OptiSoft developed a second version of the pedestrian signal which had a much cleaner design to it. The flaws were fixed and the signal provided brighter indications. But at this point, they were bleeding money and the new version only saw minimal production


OptiSoft's First Contract

Local news article on the Polk County contract

In about 2002, Polk County, Florida contracted with OptiSoft to have their vehicle and pedestrian signals installed at all he intersections in the county. OptiSoft did not follow through with the order as they did not feel the company would have enough money to fulfill the contract obligations.

Layoffs, Denial, and OptiSoft declines

Ted Enloe of OptiSoft defended the company as it began declining. He argued the failures with the Los Angeles project was due to the signal units being in a beta stage of development.

As the company began falling apart, in February 2005, OptiSoft laid off half of their staff; mainly in engineering and development. Enloe stated that their products "were developed...and the company was focusing on sales and marketing"

OptiSoft shut down its Richardson based facility in March of 2005, and Comerica bank seized the company's assets.


Relationship with Intelight

Intelight was a totally separate entity from OptiSoft. Intelight was founded in 2006 by former Siemens ITS program manager Craig Gardner, and is based out of Tucson, Arizona.

Intelight bought the rights to the OptiSoft products, and fully developed and marketed the Electronically Steerable Beam signal head. They made some modifications to the signal including updated firmware, and some physical modification to the housing, heat sink, lens and door. They brought the Electronically Steerable Beam to full production and has become one of their flagship products.

The OptiSoft vehicle signal was produced very early in Intelight's run, as was a version that used standard door-mounted LED modules fitted into the housings. The heat sink was not used in this version; the backside was blanked out where the heat sink would have been installed. This version was primarily sold to OMJC signal for their products. Both these products were quickly discontinued, but the latter eventually came back as their HAWK signal product.

They did not continue to produce a pedestrian signal, instead they focused on technology innovation in the controller and software end of the spectrum.

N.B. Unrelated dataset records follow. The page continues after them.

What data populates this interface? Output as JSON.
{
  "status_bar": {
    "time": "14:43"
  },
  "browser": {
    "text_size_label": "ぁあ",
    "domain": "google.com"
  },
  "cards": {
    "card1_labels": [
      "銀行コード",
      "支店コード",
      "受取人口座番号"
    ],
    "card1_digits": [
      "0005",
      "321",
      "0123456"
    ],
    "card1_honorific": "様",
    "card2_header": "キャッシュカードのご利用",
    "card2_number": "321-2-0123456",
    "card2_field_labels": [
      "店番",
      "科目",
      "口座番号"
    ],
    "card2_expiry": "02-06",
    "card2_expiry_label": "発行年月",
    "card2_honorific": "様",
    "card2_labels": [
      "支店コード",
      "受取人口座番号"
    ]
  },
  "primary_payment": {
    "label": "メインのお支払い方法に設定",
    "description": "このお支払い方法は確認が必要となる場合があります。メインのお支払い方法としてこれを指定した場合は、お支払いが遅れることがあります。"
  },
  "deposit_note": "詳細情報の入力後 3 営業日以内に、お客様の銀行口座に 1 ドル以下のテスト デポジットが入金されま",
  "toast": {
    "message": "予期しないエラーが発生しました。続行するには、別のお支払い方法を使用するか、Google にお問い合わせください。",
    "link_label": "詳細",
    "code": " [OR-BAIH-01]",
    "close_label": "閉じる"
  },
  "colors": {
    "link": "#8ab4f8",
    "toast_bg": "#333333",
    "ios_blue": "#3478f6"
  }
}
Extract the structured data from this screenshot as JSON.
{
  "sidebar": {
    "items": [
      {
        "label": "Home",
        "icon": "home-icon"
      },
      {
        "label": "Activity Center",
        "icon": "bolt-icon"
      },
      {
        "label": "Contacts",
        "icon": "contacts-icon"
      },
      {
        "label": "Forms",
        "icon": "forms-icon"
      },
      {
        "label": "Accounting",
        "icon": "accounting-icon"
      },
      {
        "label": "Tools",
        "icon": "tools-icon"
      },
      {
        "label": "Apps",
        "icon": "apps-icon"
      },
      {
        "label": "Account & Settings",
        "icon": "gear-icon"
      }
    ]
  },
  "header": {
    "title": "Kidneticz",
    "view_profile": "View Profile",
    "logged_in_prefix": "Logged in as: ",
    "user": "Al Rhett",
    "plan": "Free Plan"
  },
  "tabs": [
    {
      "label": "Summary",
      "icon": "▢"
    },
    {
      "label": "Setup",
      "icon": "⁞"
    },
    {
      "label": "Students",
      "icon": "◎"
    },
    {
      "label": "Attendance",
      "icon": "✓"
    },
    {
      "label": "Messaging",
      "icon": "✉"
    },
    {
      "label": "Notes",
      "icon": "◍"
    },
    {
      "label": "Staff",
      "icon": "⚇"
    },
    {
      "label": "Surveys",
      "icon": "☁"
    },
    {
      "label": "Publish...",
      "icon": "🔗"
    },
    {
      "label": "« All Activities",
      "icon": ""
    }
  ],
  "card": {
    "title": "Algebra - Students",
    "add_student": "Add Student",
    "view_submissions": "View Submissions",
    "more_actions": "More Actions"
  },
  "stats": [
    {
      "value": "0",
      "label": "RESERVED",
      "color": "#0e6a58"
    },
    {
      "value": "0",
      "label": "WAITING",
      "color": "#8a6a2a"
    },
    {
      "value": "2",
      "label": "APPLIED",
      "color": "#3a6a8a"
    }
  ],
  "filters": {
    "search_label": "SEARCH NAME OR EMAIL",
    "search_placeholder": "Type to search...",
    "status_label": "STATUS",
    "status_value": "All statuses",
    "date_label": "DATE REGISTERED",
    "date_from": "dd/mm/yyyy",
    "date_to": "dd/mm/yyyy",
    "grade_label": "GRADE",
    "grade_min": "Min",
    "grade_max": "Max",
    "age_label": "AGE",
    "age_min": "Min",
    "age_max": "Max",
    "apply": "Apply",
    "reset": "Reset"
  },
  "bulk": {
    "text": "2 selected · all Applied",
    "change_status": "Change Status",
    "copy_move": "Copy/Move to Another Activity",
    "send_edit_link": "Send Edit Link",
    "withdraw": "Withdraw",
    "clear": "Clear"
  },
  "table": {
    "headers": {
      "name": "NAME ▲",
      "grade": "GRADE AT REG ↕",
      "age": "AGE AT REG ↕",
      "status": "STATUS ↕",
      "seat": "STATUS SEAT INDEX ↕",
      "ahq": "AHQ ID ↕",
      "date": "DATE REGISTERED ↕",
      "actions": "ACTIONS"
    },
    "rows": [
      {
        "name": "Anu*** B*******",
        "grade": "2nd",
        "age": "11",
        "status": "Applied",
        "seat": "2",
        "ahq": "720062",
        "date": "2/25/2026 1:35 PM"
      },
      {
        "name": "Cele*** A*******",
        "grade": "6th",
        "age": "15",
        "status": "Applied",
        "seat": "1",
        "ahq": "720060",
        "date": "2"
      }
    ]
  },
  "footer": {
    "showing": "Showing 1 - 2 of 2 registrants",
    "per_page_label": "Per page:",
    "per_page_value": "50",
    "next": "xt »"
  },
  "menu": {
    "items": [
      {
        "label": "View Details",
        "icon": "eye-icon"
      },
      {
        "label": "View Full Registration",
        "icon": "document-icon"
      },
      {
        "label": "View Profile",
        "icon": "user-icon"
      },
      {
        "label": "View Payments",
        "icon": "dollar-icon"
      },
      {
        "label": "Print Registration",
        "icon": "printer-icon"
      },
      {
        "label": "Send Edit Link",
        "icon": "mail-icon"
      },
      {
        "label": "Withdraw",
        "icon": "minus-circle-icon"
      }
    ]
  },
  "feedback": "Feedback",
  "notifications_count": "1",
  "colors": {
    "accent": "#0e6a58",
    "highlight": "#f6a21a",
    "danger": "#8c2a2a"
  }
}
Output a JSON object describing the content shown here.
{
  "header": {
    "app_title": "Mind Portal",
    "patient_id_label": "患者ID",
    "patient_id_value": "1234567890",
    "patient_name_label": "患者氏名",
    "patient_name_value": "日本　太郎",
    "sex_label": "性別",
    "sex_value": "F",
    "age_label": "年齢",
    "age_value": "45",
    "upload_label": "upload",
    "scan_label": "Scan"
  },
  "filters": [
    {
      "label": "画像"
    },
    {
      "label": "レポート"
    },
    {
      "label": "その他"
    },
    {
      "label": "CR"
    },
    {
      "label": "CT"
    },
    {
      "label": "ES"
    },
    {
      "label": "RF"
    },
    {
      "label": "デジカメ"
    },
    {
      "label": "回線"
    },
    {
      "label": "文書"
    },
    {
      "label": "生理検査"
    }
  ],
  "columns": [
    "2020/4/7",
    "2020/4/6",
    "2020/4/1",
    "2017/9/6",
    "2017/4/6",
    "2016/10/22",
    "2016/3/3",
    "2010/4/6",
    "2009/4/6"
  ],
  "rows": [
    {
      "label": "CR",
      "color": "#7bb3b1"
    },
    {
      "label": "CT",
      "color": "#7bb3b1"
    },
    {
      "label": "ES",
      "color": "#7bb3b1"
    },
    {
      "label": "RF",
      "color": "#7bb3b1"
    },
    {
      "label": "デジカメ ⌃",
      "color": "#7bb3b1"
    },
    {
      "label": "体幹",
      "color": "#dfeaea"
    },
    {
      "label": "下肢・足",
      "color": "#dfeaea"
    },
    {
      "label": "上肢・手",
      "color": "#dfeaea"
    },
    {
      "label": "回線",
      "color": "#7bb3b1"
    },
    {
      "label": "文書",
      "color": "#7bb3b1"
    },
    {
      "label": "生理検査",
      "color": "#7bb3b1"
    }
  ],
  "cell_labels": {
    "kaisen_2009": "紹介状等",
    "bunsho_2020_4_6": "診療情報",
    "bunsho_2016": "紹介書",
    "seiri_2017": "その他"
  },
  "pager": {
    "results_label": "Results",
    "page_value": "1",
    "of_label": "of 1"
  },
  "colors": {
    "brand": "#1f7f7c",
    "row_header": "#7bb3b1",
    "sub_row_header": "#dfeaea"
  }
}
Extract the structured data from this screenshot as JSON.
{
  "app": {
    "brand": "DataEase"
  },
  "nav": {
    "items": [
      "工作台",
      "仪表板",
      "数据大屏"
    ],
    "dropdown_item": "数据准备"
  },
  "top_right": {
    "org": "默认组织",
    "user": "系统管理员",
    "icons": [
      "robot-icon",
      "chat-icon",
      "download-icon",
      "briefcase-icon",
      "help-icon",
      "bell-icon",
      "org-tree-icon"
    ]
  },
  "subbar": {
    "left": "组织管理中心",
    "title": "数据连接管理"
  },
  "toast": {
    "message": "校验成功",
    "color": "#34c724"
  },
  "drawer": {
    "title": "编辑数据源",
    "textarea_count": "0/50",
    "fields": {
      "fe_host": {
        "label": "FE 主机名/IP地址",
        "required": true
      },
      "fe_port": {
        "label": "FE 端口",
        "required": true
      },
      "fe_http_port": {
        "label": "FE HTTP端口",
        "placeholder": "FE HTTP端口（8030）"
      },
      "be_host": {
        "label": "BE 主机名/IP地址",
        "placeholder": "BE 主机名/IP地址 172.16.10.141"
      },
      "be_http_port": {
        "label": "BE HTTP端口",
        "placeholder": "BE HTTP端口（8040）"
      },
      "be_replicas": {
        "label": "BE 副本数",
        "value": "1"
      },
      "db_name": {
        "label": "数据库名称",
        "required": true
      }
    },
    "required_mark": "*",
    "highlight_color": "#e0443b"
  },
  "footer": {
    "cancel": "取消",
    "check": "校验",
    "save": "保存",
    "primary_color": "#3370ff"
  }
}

Intelight discontinued most of the sensor options for the ESB head and did not continue with producing the other sensors. The camera option still available for real time video only. It is very rarely included and may be phased out.